The project's stated goal is "to build a production quality switch for VM environments that supports standard management interfaces (e.g. NetFlow, RSPAN, ERSPAN, IOS-like CLI), and is open to programmatic extension and control."
What's interesting about an open source virtual switch is that it could be the answer for a number of hardware OEMs who want to provide their own feature-rich virtual switch for use in their own products. This could also be a way for Cisco competitors to go after the network giant collectively, rather than attempting to go at them individually with their own offerings. Like other virtualization technologies, an open source virtual switch such as this would also abstract away the underlying hardware and provide organizations with a way to avoid vendor lock-in.
In addition to being an open source technology, the Open vSwitch also differentiates itself by supporting multiple virtualization technologies. It is the default vSwitch in the latest Xen Cloud Platform (a complete cloud infrastructure platform with a powerful management stack based on open, standards-based APIs). It also supports open source Xen, XenServer, KVM, and VirtualBox virtualization hypervisors. The bulk of the code is written in platform-independent C, and is therefore easily ported to other environments.
In a short period of time, the group has made a lot of progress. It was just over a week ago that the Open vSwitch project announced a 1.0.0 release with support for the following new features and enhancements:
- Visibility into inter-virtual machine communication via NetFlow, sFlow(R), SPAN, and RSPAN
- Standard 802.1Q VLAN model with trunking
- Per-virtual machine policing
- NIC bonding with source-MAC load balancing
- Support for OpenFlow
- Ethernet over GRE
- Compatibility layer for the Linux bridging code
- Kernel and user-space forwarding engine options
Looking ahead, the group has a few other tricks up its sleeve for the virtual switch. As part of the road map, other ideas being tossed around include:
- Full L3 support (with NAT)
- More management interfaces (IOS-like CLI, SNMP, NETCONF)
- Support for hardware acceleration (VMDQ, switching chips on SR-IOV NICs)
If things continue to progress and advance in this way, the media might have to eventually start talking about network virtualization much the same way it talks about storage, desktop, or server virtualization today. Network virtualization will no longer have to live in the shadows, ashamed.
For more information, check out the Open vSwitch project.

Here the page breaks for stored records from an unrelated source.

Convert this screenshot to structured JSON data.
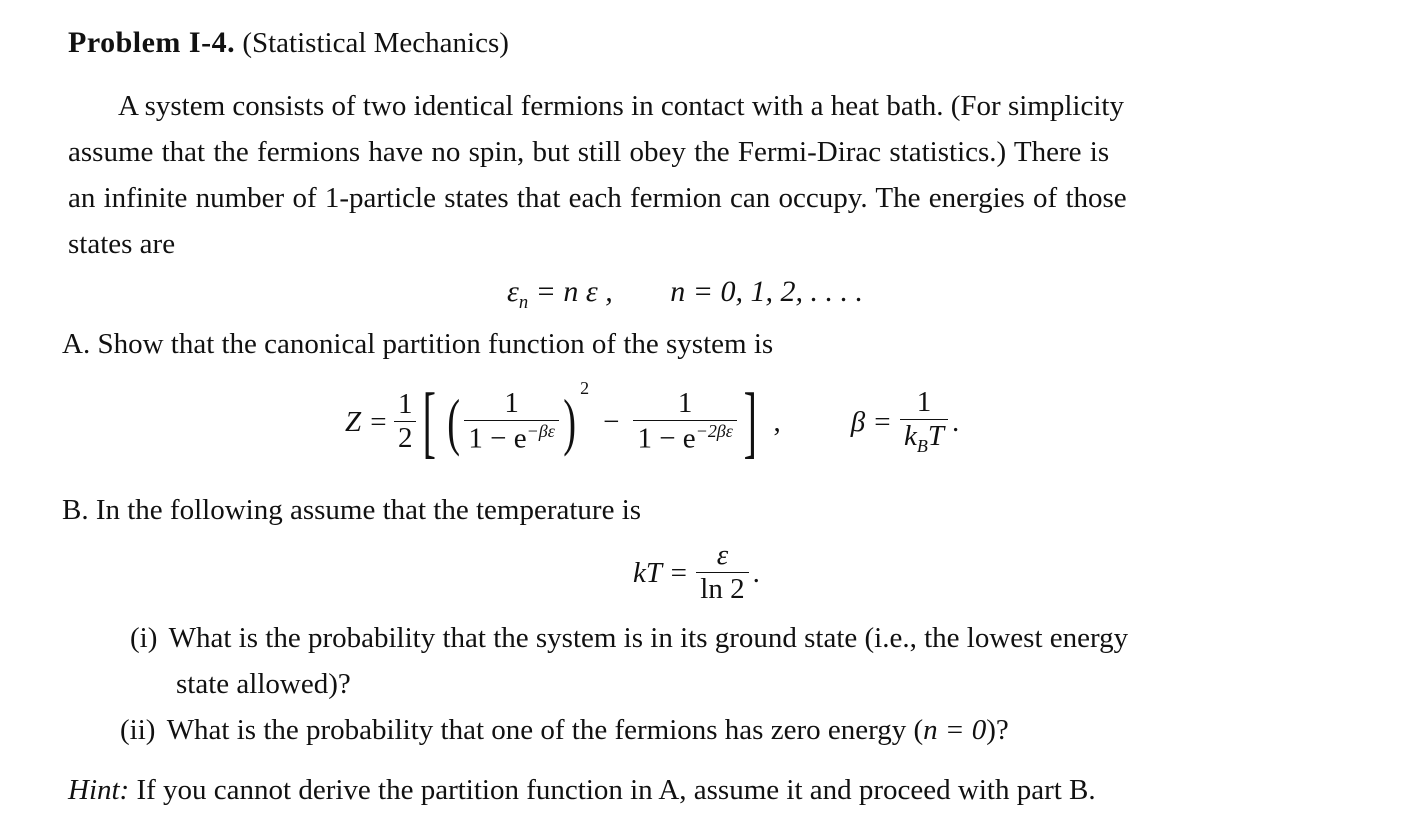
{
  "problem": {
    "label": "Problem I-4.",
    "subject": "(Statistical Mechanics)"
  },
  "intro": {
    "lines": [
      "A system consists of two identical fermions in contact with a heat bath. (For simplicity",
      "assume that the fermions have no spin, but still obey the Fermi-Dirac statistics.) There is",
      "an infinite number of 1-particle states that each fermion can occupy. The energies of those",
      "states are"
    ]
  },
  "eq_energies": {
    "lhs_symbol": "ε",
    "lhs_sub": "n",
    "rhs": "= n ε ,",
    "cond": "n = 0, 1, 2, . . . ."
  },
  "partA": {
    "text": "A. Show that the canonical partition function of the system is",
    "eq": {
      "lhs": "Z =",
      "half_num": "1",
      "half_den": "2",
      "frac1_num": "1",
      "frac1_den_base": "1 − e",
      "frac1_den_exp": "−βε",
      "power": "2",
      "minus": "−",
      "frac2_num": "1",
      "frac2_den_base": "1 − e",
      "frac2_den_exp": "−2βε",
      "comma": ",",
      "beta_lhs": "β =",
      "beta_num": "1",
      "beta_den_k": "k",
      "beta_den_sub": "B",
      "beta_den_T": "T",
      "period": "."
    }
  },
  "partB": {
    "text": "B. In the following assume that the temperature is",
    "eq": {
      "lhs": "kT =",
      "num": "ε",
      "den": "ln 2",
      "period": "."
    },
    "items": [
      {
        "marker": "(i)",
        "lines": [
          "What is the probability that the system is in its ground state (i.e., the lowest energy",
          "state allowed)?"
        ]
      },
      {
        "marker": "(ii)",
        "text_before": "What is the probability that one of the fermions has zero energy (",
        "math": "n = 0",
        "text_after": ")?"
      }
    ]
  },
  "hint": {
    "label": "Hint:",
    "text": "If you cannot derive the partition function in A, assume it and proceed with part B."
  }
}
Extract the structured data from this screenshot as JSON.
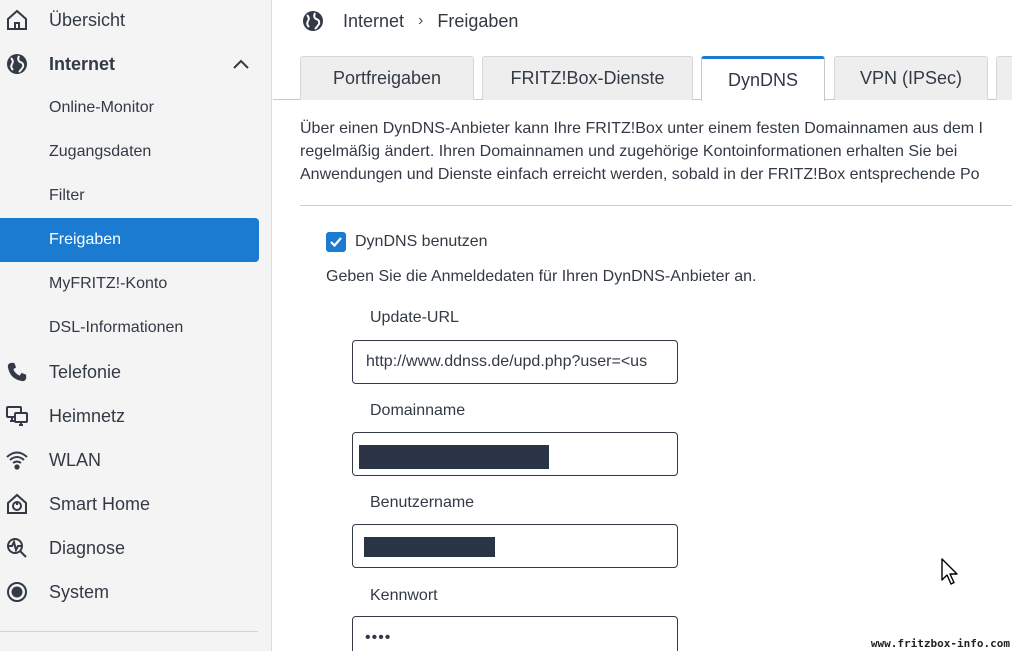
{
  "sidebar": {
    "items": [
      {
        "label": "Übersicht",
        "icon": "home-icon"
      },
      {
        "label": "Internet",
        "icon": "globe-icon",
        "expanded": true
      },
      {
        "label": "Online-Monitor"
      },
      {
        "label": "Zugangsdaten"
      },
      {
        "label": "Filter"
      },
      {
        "label": "Freigaben",
        "active": true
      },
      {
        "label": "MyFRITZ!-Konto"
      },
      {
        "label": "DSL-Informationen"
      },
      {
        "label": "Telefonie",
        "icon": "phone-icon"
      },
      {
        "label": "Heimnetz",
        "icon": "network-icon"
      },
      {
        "label": "WLAN",
        "icon": "wifi-icon"
      },
      {
        "label": "Smart Home",
        "icon": "smart-home-icon"
      },
      {
        "label": "Diagnose",
        "icon": "diagnose-icon"
      },
      {
        "label": "System",
        "icon": "system-icon"
      }
    ]
  },
  "breadcrumb": {
    "section": "Internet",
    "separator": "›",
    "page": "Freigaben"
  },
  "tabs": [
    {
      "label": "Portfreigaben"
    },
    {
      "label": "FRITZ!Box-Dienste"
    },
    {
      "label": "DynDNS",
      "active": true
    },
    {
      "label": "VPN (IPSec)"
    }
  ],
  "description": {
    "line1": "Über einen DynDNS-Anbieter kann Ihre FRITZ!Box unter einem festen Domainnamen aus dem I",
    "line2": "regelmäßig ändert. Ihren Domainnamen und zugehörige Kontoinformationen erhalten Sie bei",
    "line3": "Anwendungen und Dienste einfach erreicht werden, sobald in der FRITZ!Box entsprechende Po"
  },
  "form": {
    "checkbox_label": "DynDNS benutzen",
    "checkbox_checked": true,
    "hint": "Geben Sie die Anmeldedaten für Ihren DynDNS-Anbieter an.",
    "update_url_label": "Update-URL",
    "update_url_value": "http://www.ddnss.de/upd.php?user=<us",
    "domain_label": "Domainname",
    "username_label": "Benutzername",
    "password_label": "Kennwort",
    "password_value": "••••"
  },
  "watermark": "www.fritzbox-info.com",
  "colors": {
    "accent": "#1b7bd0",
    "text": "#333a45",
    "sidebar_bg": "#f4f4f4",
    "redaction": "#2a3445"
  }
}
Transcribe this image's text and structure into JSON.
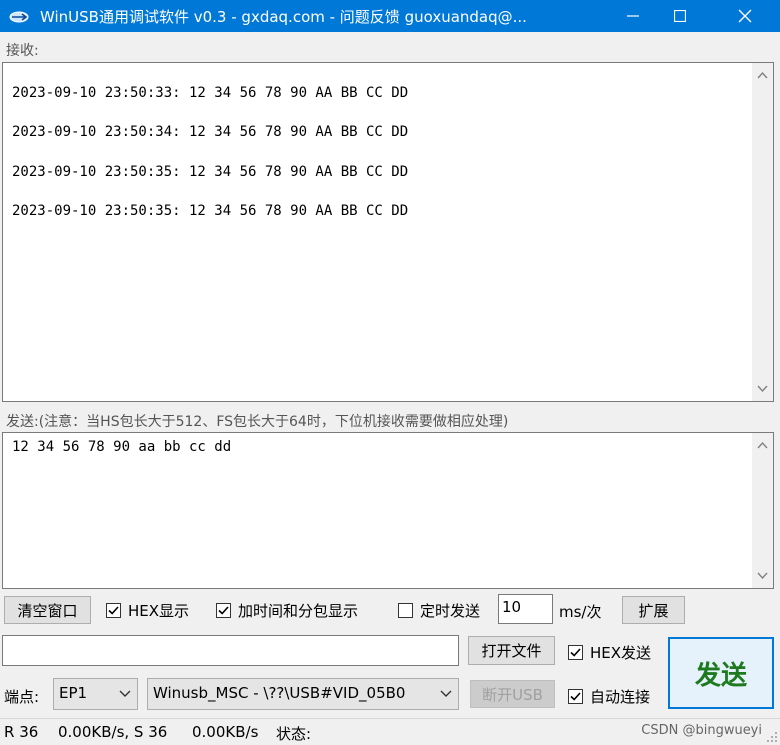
{
  "window": {
    "title": "WinUSB通用调试软件 v0.3 - gxdaq.com - 问题反馈 guoxuandaq@..."
  },
  "receive": {
    "label": "接收:",
    "lines": [
      "2023-09-10 23:50:33: 12 34 56 78 90 AA BB CC DD",
      "2023-09-10 23:50:34: 12 34 56 78 90 AA BB CC DD",
      "2023-09-10 23:50:35: 12 34 56 78 90 AA BB CC DD",
      "2023-09-10 23:50:35: 12 34 56 78 90 AA BB CC DD"
    ]
  },
  "send": {
    "label": "发送:(注意：当HS包长大于512、FS包长大于64时，下位机接收需要做相应处理)",
    "content": "12 34 56 78 90 aa bb cc dd"
  },
  "controls": {
    "clear_label": "清空窗口",
    "hex_display": {
      "label": "HEX显示",
      "checked": true
    },
    "timestamp": {
      "label": "加时间和分包显示",
      "checked": true
    },
    "timed_send": {
      "label": "定时发送",
      "checked": false
    },
    "interval_value": "10",
    "interval_unit": "ms/次",
    "expand_label": "扩展",
    "file_path_value": "",
    "open_file_label": "打开文件",
    "hex_send": {
      "label": "HEX发送",
      "checked": true
    },
    "send_label": "发送",
    "endpoint_label": "端点:",
    "endpoint_value": "EP1",
    "device_value": "Winusb_MSC - \\??\\USB#VID_05B0",
    "disconnect_label": "断开USB",
    "auto_connect": {
      "label": "自动连接",
      "checked": true
    }
  },
  "status": {
    "r_stats": "R 36",
    "r_rate": "0.00KB/s, S 36",
    "s_rate": "0.00KB/s",
    "state_label": "状态:",
    "watermark": "CSDN @bingwueyi"
  },
  "colors": {
    "titlebar": "#0078d7",
    "send_text": "#1e7a1e"
  }
}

This article, "Open vSwitch releases 1.0.0 open source, multilayer virtual switch" was originally published at InfoWorld.com. Read more of David Marshall's Virtualization Report blog and follow the latest developments in virtualization at InfoWorld.com.